>>>

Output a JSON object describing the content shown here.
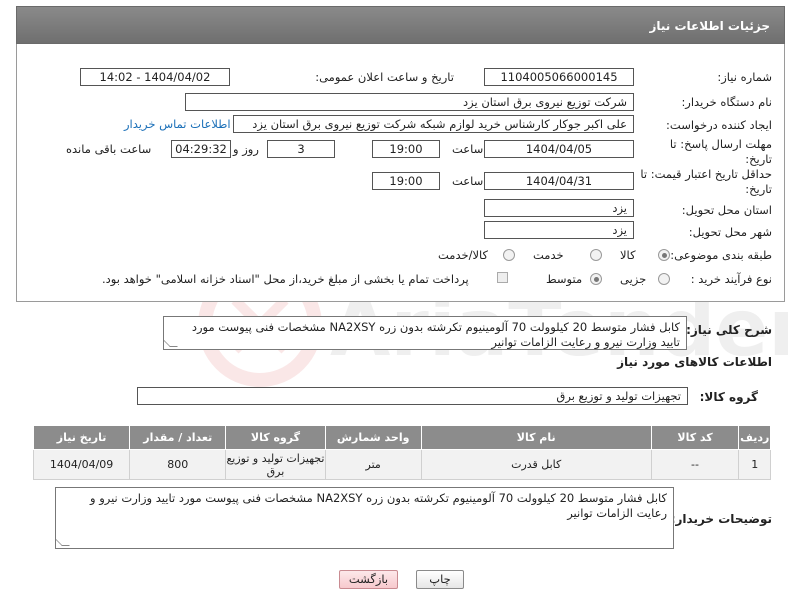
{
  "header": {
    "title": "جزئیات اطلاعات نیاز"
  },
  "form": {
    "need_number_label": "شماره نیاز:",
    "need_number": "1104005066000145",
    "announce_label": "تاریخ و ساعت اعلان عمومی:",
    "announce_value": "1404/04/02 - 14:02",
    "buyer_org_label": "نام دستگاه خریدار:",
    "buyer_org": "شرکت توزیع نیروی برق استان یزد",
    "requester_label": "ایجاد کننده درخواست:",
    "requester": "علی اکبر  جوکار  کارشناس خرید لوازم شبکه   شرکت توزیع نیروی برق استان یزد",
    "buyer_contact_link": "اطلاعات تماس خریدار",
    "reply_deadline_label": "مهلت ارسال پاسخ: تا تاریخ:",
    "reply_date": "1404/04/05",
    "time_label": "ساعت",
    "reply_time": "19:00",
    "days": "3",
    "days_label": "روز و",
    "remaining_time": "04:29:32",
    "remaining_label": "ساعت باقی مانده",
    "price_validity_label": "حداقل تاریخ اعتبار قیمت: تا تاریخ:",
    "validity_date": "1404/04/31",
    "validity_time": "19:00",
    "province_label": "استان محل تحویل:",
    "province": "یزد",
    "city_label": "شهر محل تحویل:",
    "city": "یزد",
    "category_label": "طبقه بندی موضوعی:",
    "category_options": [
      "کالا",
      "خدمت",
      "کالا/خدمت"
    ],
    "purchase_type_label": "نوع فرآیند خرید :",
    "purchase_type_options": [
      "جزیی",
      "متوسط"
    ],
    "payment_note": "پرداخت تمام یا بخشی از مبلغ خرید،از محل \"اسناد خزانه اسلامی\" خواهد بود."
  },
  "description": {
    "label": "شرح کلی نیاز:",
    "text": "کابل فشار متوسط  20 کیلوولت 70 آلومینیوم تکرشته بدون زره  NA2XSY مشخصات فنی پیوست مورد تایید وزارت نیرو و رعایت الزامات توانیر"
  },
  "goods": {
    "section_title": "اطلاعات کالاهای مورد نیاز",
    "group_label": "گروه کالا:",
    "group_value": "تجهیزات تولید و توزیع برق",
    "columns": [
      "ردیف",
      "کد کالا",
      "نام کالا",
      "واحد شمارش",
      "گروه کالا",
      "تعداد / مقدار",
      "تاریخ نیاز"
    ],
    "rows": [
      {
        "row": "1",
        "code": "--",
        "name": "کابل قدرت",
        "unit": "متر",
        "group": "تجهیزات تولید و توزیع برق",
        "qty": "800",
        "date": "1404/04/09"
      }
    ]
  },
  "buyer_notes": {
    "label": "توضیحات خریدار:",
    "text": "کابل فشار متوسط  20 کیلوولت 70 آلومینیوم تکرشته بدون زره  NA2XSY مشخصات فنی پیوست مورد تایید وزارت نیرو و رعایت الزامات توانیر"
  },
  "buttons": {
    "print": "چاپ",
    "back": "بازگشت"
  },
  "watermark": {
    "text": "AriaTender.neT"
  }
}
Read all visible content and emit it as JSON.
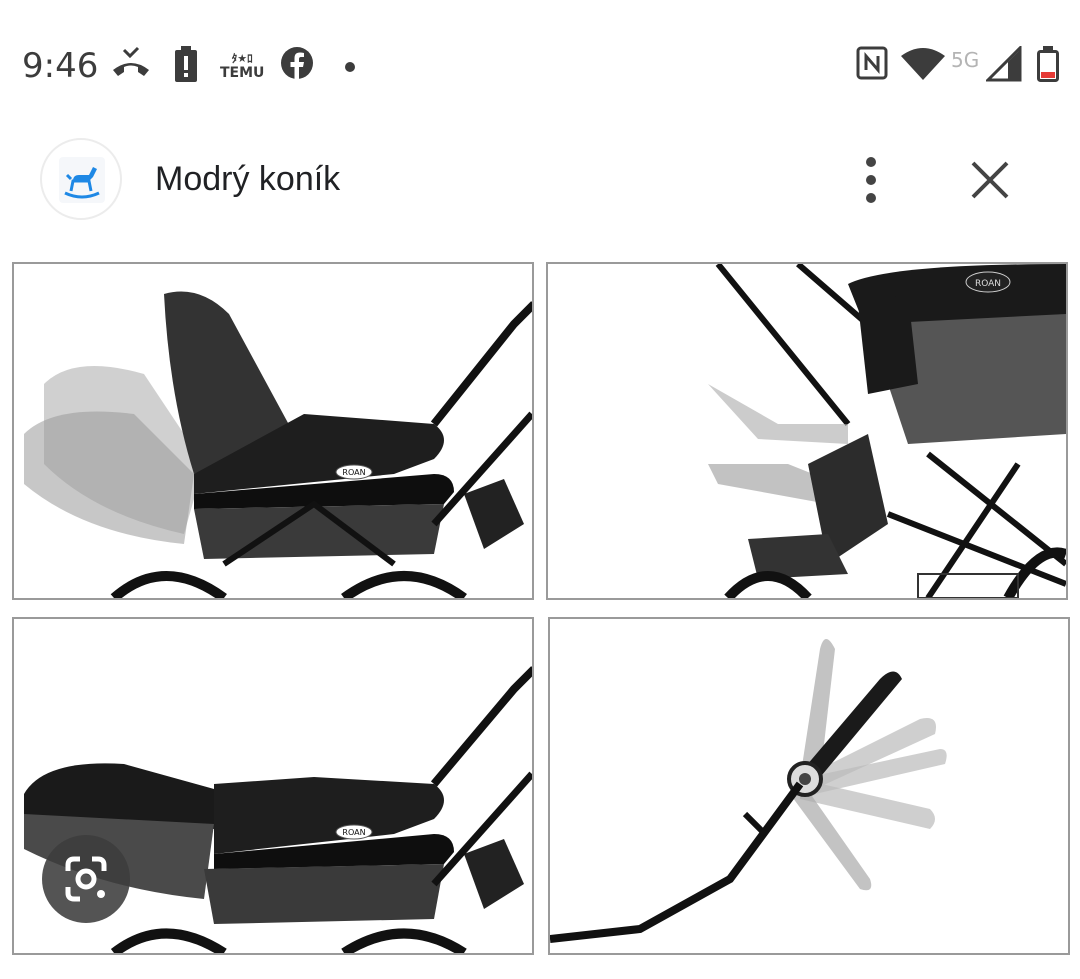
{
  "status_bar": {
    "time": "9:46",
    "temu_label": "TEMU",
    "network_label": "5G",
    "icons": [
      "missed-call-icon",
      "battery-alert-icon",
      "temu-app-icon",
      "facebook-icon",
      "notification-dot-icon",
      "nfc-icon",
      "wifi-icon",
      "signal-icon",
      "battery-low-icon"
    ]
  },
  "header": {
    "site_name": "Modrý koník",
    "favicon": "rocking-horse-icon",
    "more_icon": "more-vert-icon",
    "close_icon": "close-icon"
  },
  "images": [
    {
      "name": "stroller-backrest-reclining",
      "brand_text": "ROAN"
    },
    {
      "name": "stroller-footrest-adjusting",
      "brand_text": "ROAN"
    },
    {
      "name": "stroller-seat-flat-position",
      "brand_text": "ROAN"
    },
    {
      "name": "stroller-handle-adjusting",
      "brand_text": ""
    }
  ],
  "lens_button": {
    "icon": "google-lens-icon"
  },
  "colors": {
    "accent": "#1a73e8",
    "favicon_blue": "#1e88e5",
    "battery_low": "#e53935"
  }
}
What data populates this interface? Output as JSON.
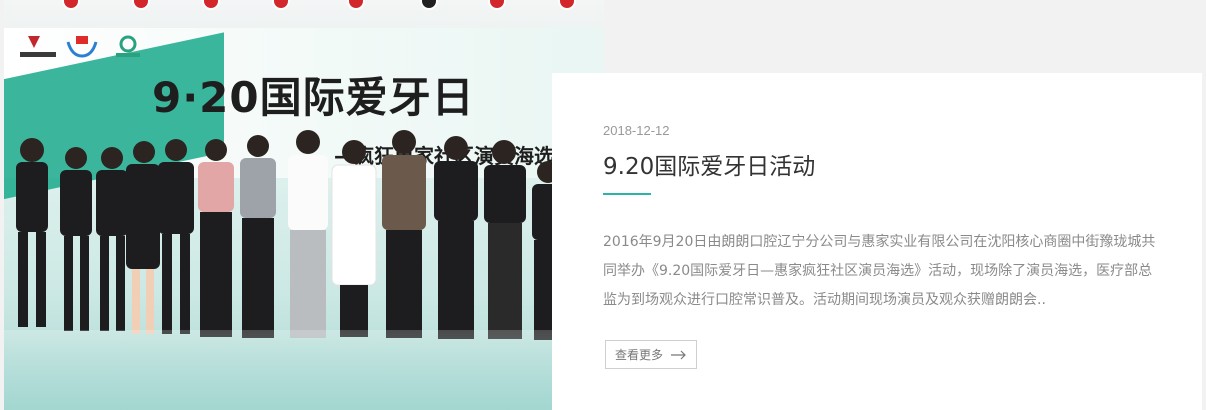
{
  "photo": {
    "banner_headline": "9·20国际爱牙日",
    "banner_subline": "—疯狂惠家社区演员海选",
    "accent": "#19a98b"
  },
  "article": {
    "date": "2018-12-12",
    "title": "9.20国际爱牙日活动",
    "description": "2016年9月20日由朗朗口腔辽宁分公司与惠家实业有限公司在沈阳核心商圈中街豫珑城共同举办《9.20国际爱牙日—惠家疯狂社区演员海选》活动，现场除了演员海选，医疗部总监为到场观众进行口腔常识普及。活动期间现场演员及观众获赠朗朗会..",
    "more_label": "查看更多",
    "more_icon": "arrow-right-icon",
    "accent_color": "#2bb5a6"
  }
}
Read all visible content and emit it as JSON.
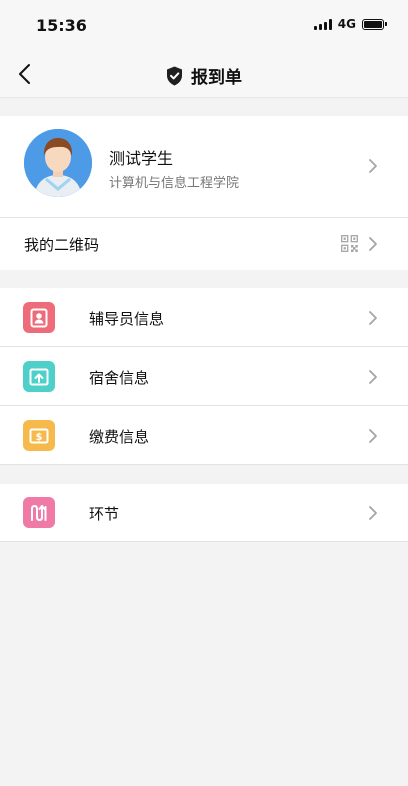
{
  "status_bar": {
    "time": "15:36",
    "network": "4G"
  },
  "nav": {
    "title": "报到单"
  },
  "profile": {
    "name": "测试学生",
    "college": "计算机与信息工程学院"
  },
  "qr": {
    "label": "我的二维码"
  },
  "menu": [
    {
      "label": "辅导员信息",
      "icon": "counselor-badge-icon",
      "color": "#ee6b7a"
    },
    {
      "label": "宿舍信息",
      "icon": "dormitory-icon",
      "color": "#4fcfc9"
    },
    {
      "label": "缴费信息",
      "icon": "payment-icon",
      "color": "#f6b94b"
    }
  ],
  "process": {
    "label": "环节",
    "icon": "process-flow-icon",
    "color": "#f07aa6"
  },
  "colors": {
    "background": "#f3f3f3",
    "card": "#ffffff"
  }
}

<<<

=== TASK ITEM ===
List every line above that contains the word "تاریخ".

=== TASK RESULT ===
    "announce_label": "تاریخ و ساعت اعلان عمومی:",
    "reply_deadline_label": "مهلت ارسال پاسخ: تا تاریخ:",
    "price_validity_label": "حداقل تاریخ اعتبار قیمت: تا تاریخ:",
      "تاریخ نیاز"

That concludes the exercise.